Measuring sections to get stitches straight and/or the same length also came under fire. Here again the 'feel' of the stitching is more important. Leaning to judge these things by eye was the order of the day. Of course, once you've been doing this for a while (years?) your 'eye' will improve and the and it will naturally become more accurate. Time to put away those rulers, mostly.
Line of staggered diagonals. Although the basic stitch is the same as that taught by JEC, there is a slight variation here. The right to left diagonal is the same, as is how you overlap the stitches, as is clockwise direction. The change comes in stitching direction, it is not always towards yourself. In the variation learned in class the stitching direction changes so your needle goes down into the fabric at the end of the stitch not next to the previous stitch, so sometimes this will be towards yourself but sometimes it won't. How does this help, it's much easier to judge and control the length of your stitches so is much easier to get a nice line. I shared this with some of our students in class last week who found it very easy to work this way. I also discovered why not all the lines needed to be stitch transferred, it's easier to correct or change a line if you don't have a stitch transfer to get in the way. Again, learning to judge these things by 'feel' and eye.
This motif represents a dragon's head surrounded by wisps of cloud.
The cm measure shows how small the dragon head is. His nose is towards the left, the wide section at the right is his mane.
Larger clouds are in the other sections of this part of the design. Well, I say larger, they are about 1.5sm long. A slight variation here in foundation. This was changed from when the sample of this design was stitched, which just goes to show that no matter how long you've been doing Japanese embroidery there are always new ways to improve.
Rather than embroider a solid foundation it is worked from the centre round the motif to the outside, going up to the stitch transfer, this leaves tiny gaps in the foundation where the stitches join.
The silver thread was then couched into the gaps in the foundation, doing it this way means the couching stitches don't create gaps in the foundation. Simple but very effective
Tackling the wisps of cloud was interesting. Using the same idea as for line of staggered diagonals, stitching direction changed depending on the direction of the curve. I still worked clockwise and right to left diagonal, but changed my stitch direction so the needle went into the fabric at the end of the stitch, not next to the previous stitch. These tiny little motifs were still fiddly but it was amazing how this small change made things easier.
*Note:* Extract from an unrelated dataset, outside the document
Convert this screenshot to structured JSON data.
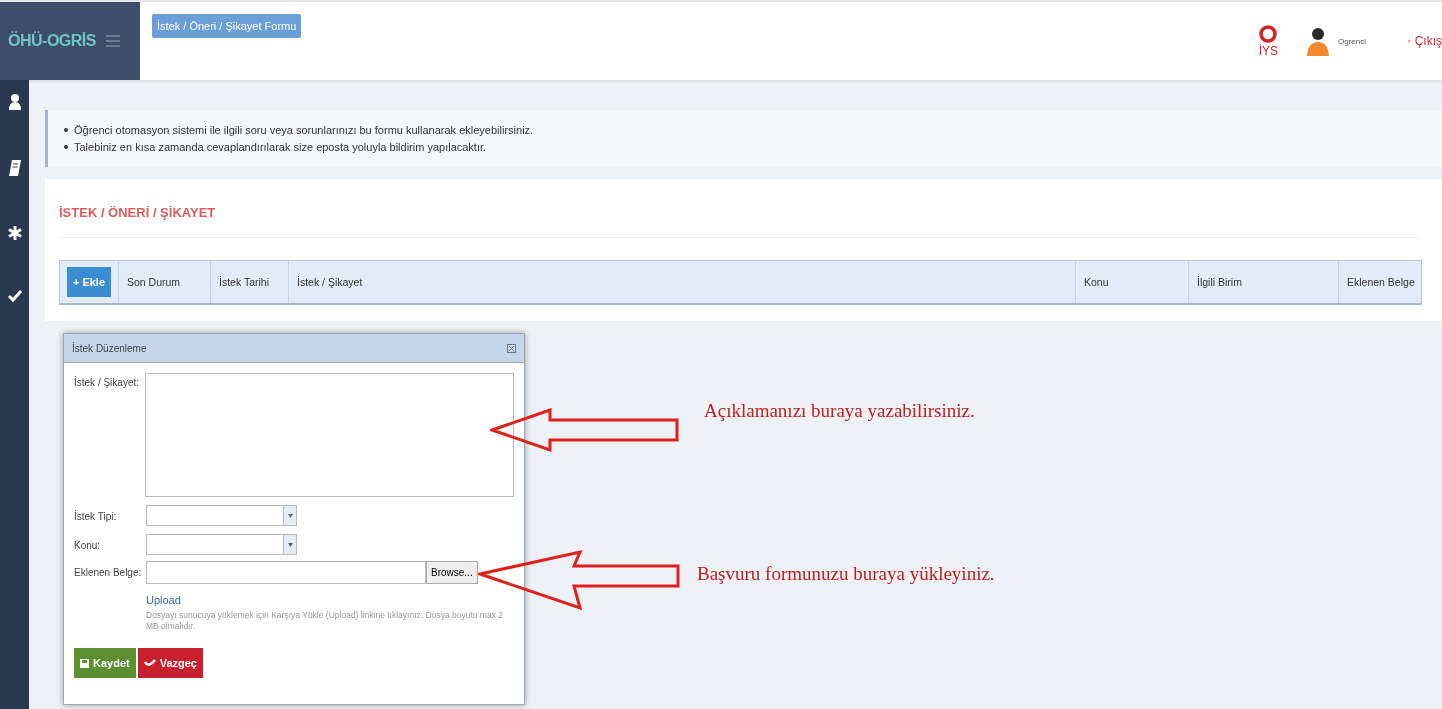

One fail in class was French knots. Kusano sensei does knots as French knots rather than the way in the textbook. Doing them this ways means they don't have to stop and make a different twist. Could I make them work, no I couldn't. They were also tightened by using your right hand under the frame. Couldn't do it! I'm going to stick to the way I know, at least I can get nice knots that way.